Geese Rat Poison

California Geese With Blue Fat Found To Have Ingested Rat Poison

Geese with blue colored fat were likely exposed to rat poison.

A very strange hunting mystery from last fall has finally been solved and the results are more than a little concerning for anyone who hunts waterfowl. The California Fish and Wildlife Department saw reports of blue-colored fat in at least 10 Canadian geese shot by hunters in the state's Contra Costa County during the 2020 seasons.

After many months of testing and examination, the department's Wildlife Health Lab (WHL) has figured out the answer. The geese were exposed to rat poison. More specifically, an anticoagulant rodenticide called Diphacinone. The substance was detected in the liver of the animals.

In case you are wondering how the geese got exposed to such a substance, the answer is simpler than you may think. The CDFW says Diphacinone is often used for both agricultural and landscape uses, places where the birds might feed on grass, seed, grains, and oats. The poison is designed to kill rats, mice, ground squirrels and other rodents. The poison kills by stopping the animal's body from making an enzyme that recycles Vitamin K and causes internal bleeding.

There is even an explanation for why the fat of the geese turned blue from ingesting this poison as CDFW's Senior Environmental Scientist Krysta Rogers explained in a press release.

"Rodenticide baits like Diphacinone often contain a dye which identifies the bait as poison. We suspect the blue-colored fat was caused by ingestion of a Diphacinone bait containing blue dye," Rogers said.

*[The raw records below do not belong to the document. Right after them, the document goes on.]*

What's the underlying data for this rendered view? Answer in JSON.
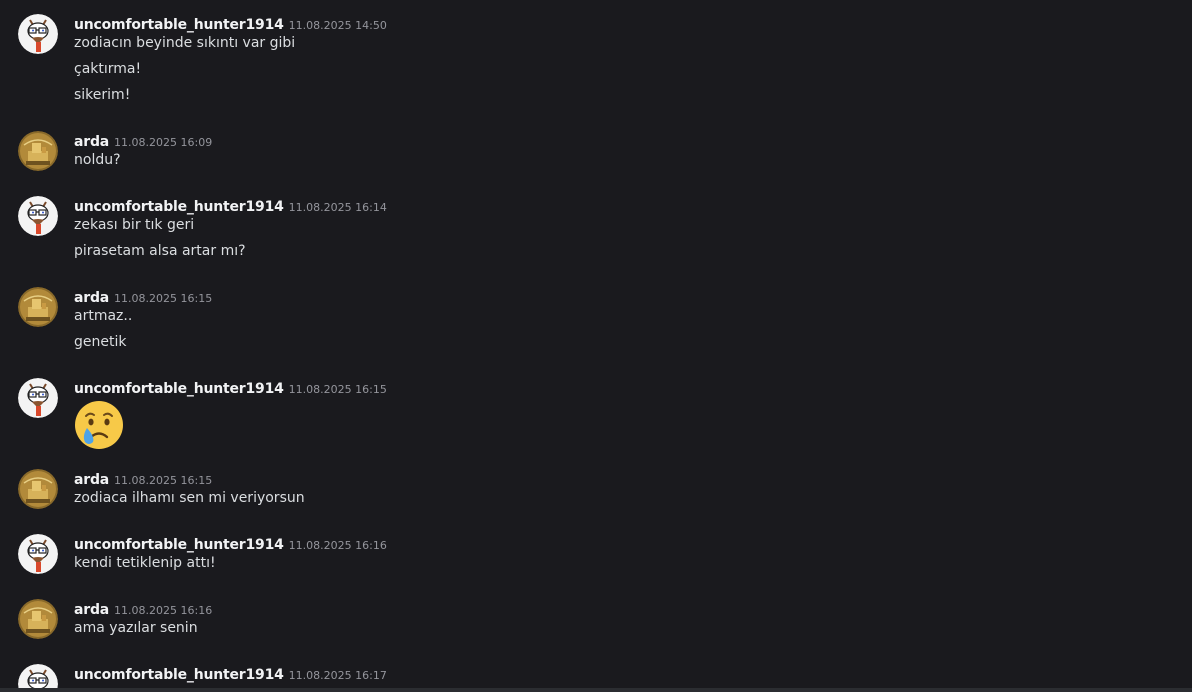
{
  "colors": {
    "background": "#1a1a1e",
    "username": "#f2f3f5",
    "timestamp": "#94959c",
    "message_text": "#dbdee1"
  },
  "messages": [
    {
      "avatar": "cartoon-goose-avatar",
      "author": "uncomfortable_hunter1914",
      "time": "11.08.2025 14:50",
      "lines": [
        "zodiacın beyinde sıkıntı var gibi",
        "çaktırma!",
        "sikerim!"
      ]
    },
    {
      "avatar": "golden-statue-avatar",
      "author": "arda",
      "time": "11.08.2025 16:09",
      "lines": [
        "noldu?"
      ]
    },
    {
      "avatar": "cartoon-goose-avatar",
      "author": "uncomfortable_hunter1914",
      "time": "11.08.2025 16:14",
      "lines": [
        "zekası bir tık geri",
        "pirasetam alsa artar mı?"
      ]
    },
    {
      "avatar": "golden-statue-avatar",
      "author": "arda",
      "time": "11.08.2025 16:15",
      "lines": [
        "artmaz..",
        "genetik"
      ]
    },
    {
      "avatar": "cartoon-goose-avatar",
      "author": "uncomfortable_hunter1914",
      "time": "11.08.2025 16:15",
      "emoji": "crying-face-emoji"
    },
    {
      "avatar": "golden-statue-avatar",
      "author": "arda",
      "time": "11.08.2025 16:15",
      "lines": [
        "zodiaca ilhamı sen mi veriyorsun"
      ]
    },
    {
      "avatar": "cartoon-goose-avatar",
      "author": "uncomfortable_hunter1914",
      "time": "11.08.2025 16:16",
      "lines": [
        "kendi tetiklenip attı!"
      ]
    },
    {
      "avatar": "golden-statue-avatar",
      "author": "arda",
      "time": "11.08.2025 16:16",
      "lines": [
        "ama yazılar senin"
      ]
    },
    {
      "avatar": "cartoon-goose-avatar",
      "author": "uncomfortable_hunter1914",
      "time": "11.08.2025 16:17",
      "lines": []
    }
  ]
}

While this type of poison is usually considered safe for use by humans, the CDFW also encouraged hunters to report any similar findings of animals with blue fat to the CDFW Wildlife Health Lab.

This is not the first time we have heard of hunters being surprised to cut open an animal and find it has blue fat. Several years ago, a series of photos of a feral hog taken in California went wildly viral when it was revealed the pig had bright blue fat once the hunter cut it open.

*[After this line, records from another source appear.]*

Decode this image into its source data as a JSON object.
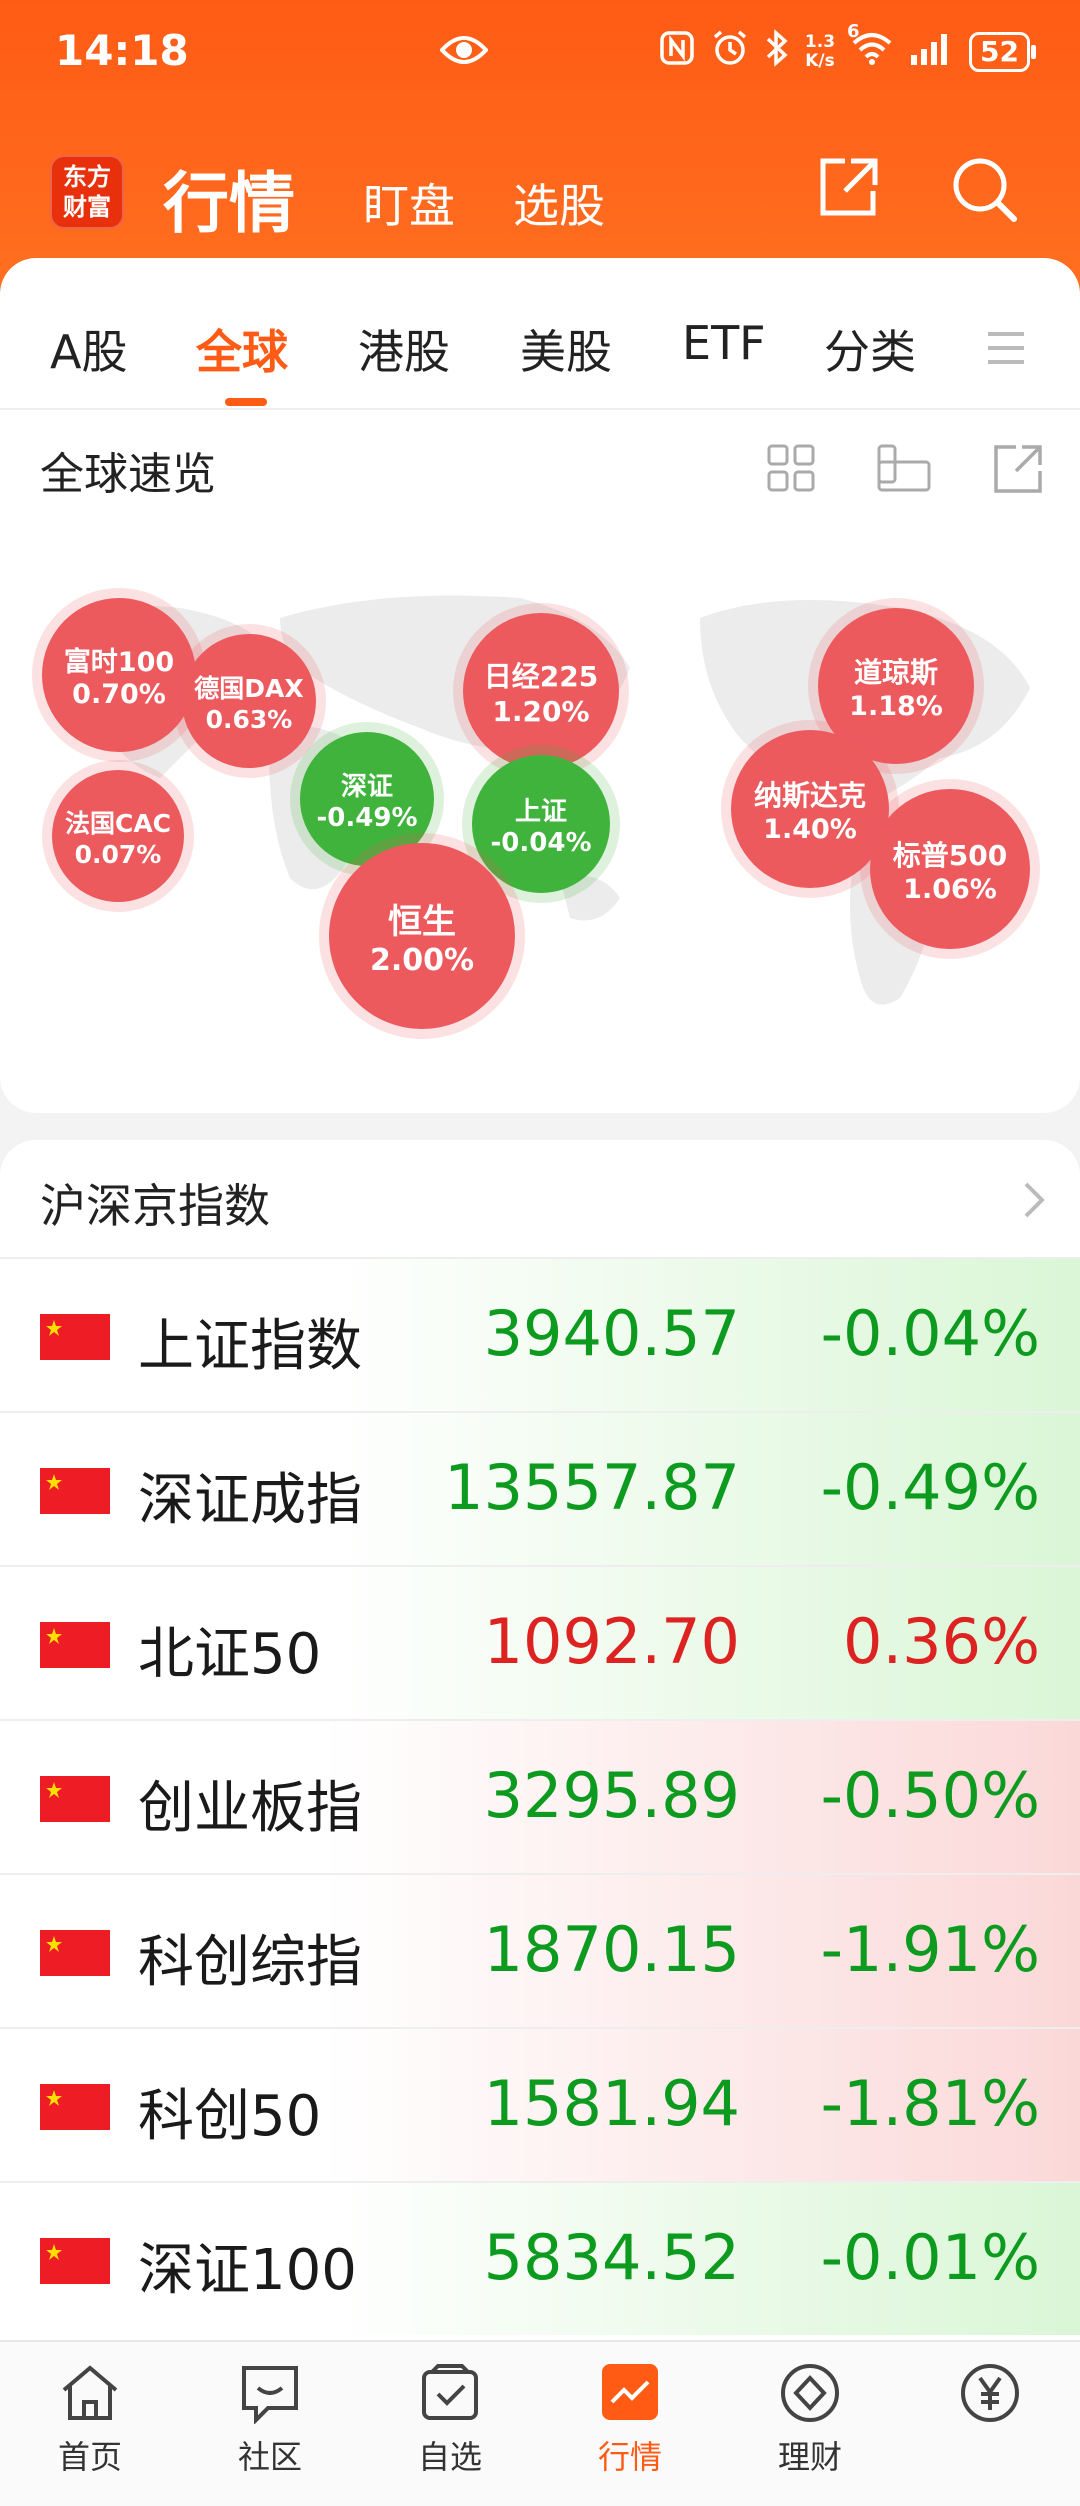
{
  "status_bar": {
    "time": "14:18",
    "net_speed_value": "1.3",
    "net_speed_unit": "K/s",
    "wifi_gen": "6",
    "battery": "52"
  },
  "header": {
    "logo_line1": "东方",
    "logo_line2": "财富",
    "title": "行情",
    "tab_watch": "盯盘",
    "tab_pick": "选股"
  },
  "tabs": [
    {
      "label": "A股"
    },
    {
      "label": "全球"
    },
    {
      "label": "港股"
    },
    {
      "label": "美股"
    },
    {
      "label": "ETF"
    },
    {
      "label": "分类"
    }
  ],
  "global": {
    "title": "全球速览",
    "bubbles": [
      {
        "name": "富时100",
        "change": "0.70%"
      },
      {
        "name": "德国DAX",
        "change": "0.63%"
      },
      {
        "name": "法国CAC",
        "change": "0.07%"
      },
      {
        "name": "深证",
        "change": "-0.49%"
      },
      {
        "name": "日经225",
        "change": "1.20%"
      },
      {
        "name": "上证",
        "change": "-0.04%"
      },
      {
        "name": "恒生",
        "change": "2.00%"
      },
      {
        "name": "道琼斯",
        "change": "1.18%"
      },
      {
        "name": "纳斯达克",
        "change": "1.40%"
      },
      {
        "name": "标普500",
        "change": "1.06%"
      }
    ]
  },
  "indices": {
    "title": "沪深京指数",
    "rows": [
      {
        "name": "上证指数",
        "price": "3940.57",
        "change": "-0.04%"
      },
      {
        "name": "深证成指",
        "price": "13557.87",
        "change": "-0.49%"
      },
      {
        "name": "北证50",
        "price": "1092.70",
        "change": "0.36%"
      },
      {
        "name": "创业板指",
        "price": "3295.89",
        "change": "-0.50%"
      },
      {
        "name": "科创综指",
        "price": "1870.15",
        "change": "-1.91%"
      },
      {
        "name": "科创50",
        "price": "1581.94",
        "change": "-1.81%"
      },
      {
        "name": "深证100",
        "price": "5834.52",
        "change": "-0.01%"
      }
    ]
  },
  "nav": [
    {
      "label": "首页"
    },
    {
      "label": "社区"
    },
    {
      "label": "自选"
    },
    {
      "label": "行情"
    },
    {
      "label": "理财"
    },
    {
      "label": ""
    }
  ],
  "colors": {
    "brand": "#ff5b15",
    "up_red": "#dd2222",
    "down_green": "#0c9a1f"
  },
  "icons": [
    "eye-icon",
    "nfc-icon",
    "alarm-icon",
    "bluetooth-icon",
    "wifi-icon",
    "signal-icon",
    "share-icon",
    "search-icon",
    "menu-icon",
    "grid-icon",
    "layout-icon",
    "chevron-right-icon",
    "home-icon",
    "community-icon",
    "watchlist-icon",
    "market-icon",
    "finance-icon",
    "yuan-icon"
  ]
}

In that case, it was also believed the hog had ingested a form of rodent poison prior to being harvested and game wardens advised the hunter not to eat any of the meat from the animal. It is a good thing to keep in mind when you are out hunting, if you see blue fat, for you own safety, do not eat the animal. Report it to your local state wildlife agency for testing and further study.

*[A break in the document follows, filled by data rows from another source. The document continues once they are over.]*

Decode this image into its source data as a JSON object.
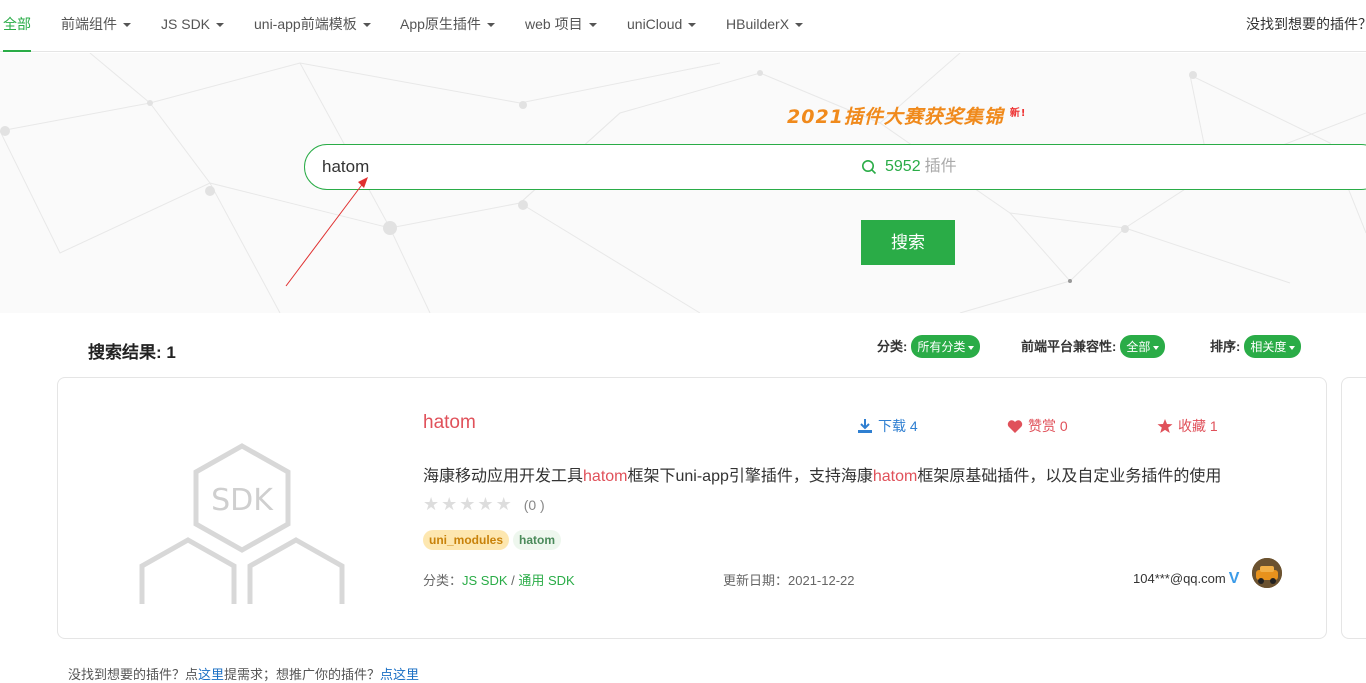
{
  "nav": {
    "items": [
      {
        "label": "全部",
        "active": true,
        "caret": false
      },
      {
        "label": "前端组件",
        "active": false,
        "caret": true
      },
      {
        "label": "JS SDK",
        "active": false,
        "caret": true
      },
      {
        "label": "uni-app前端模板",
        "active": false,
        "caret": true
      },
      {
        "label": "App原生插件",
        "active": false,
        "caret": true
      },
      {
        "label": "web 项目",
        "active": false,
        "caret": true
      },
      {
        "label": "uniCloud",
        "active": false,
        "caret": true
      },
      {
        "label": "HBuilderX",
        "active": false,
        "caret": true
      }
    ],
    "right_link": "没找到想要的插件？"
  },
  "hero": {
    "banner": "2021插件大赛获奖集锦",
    "banner_badge": "新!",
    "search_value": "hatom",
    "plugin_count": "5952",
    "plugin_unit": "插件",
    "search_button": "搜索"
  },
  "results": {
    "title": "搜索结果: 1",
    "filters": {
      "category_label": "分类:",
      "category_value": "所有分类",
      "platform_label": "前端平台兼容性:",
      "platform_value": "全部",
      "sort_label": "排序:",
      "sort_value": "相关度"
    }
  },
  "plugin": {
    "thumb_text": "SDK",
    "title": "hatom",
    "download_label": "下载 4",
    "like_label": "赞赏 0",
    "fav_label": "收藏 1",
    "desc_parts": [
      "海康移动应用开发工具",
      "hatom",
      "框架下uni-app引擎插件，支持海康",
      "hatom",
      "框架原基础插件，以及自定业务插件的使用"
    ],
    "rating_count": "(0 )",
    "rating_value": 0,
    "tags": [
      "uni_modules",
      "hatom"
    ],
    "category_prefix": "分类：",
    "category_1": "JS SDK",
    "category_sep": " / ",
    "category_2": "通用 SDK",
    "updated": "更新日期：2021-12-22",
    "author": "104***@qq.com",
    "verified_mark": "V"
  },
  "footer": {
    "t1": "没找到想要的插件？点",
    "a1": "这里",
    "t2": "提需求；想推广你的插件？",
    "a2": "点这里"
  },
  "colors": {
    "accent": "#2aac47",
    "highlight": "#e0515a",
    "banner": "#f08a1c",
    "link": "#1a6fc4"
  }
}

For more outdoor content from Travis Smola, be sure to follow him on Twitter and check out his Geocaching and Outdoors with Travis YouTube channels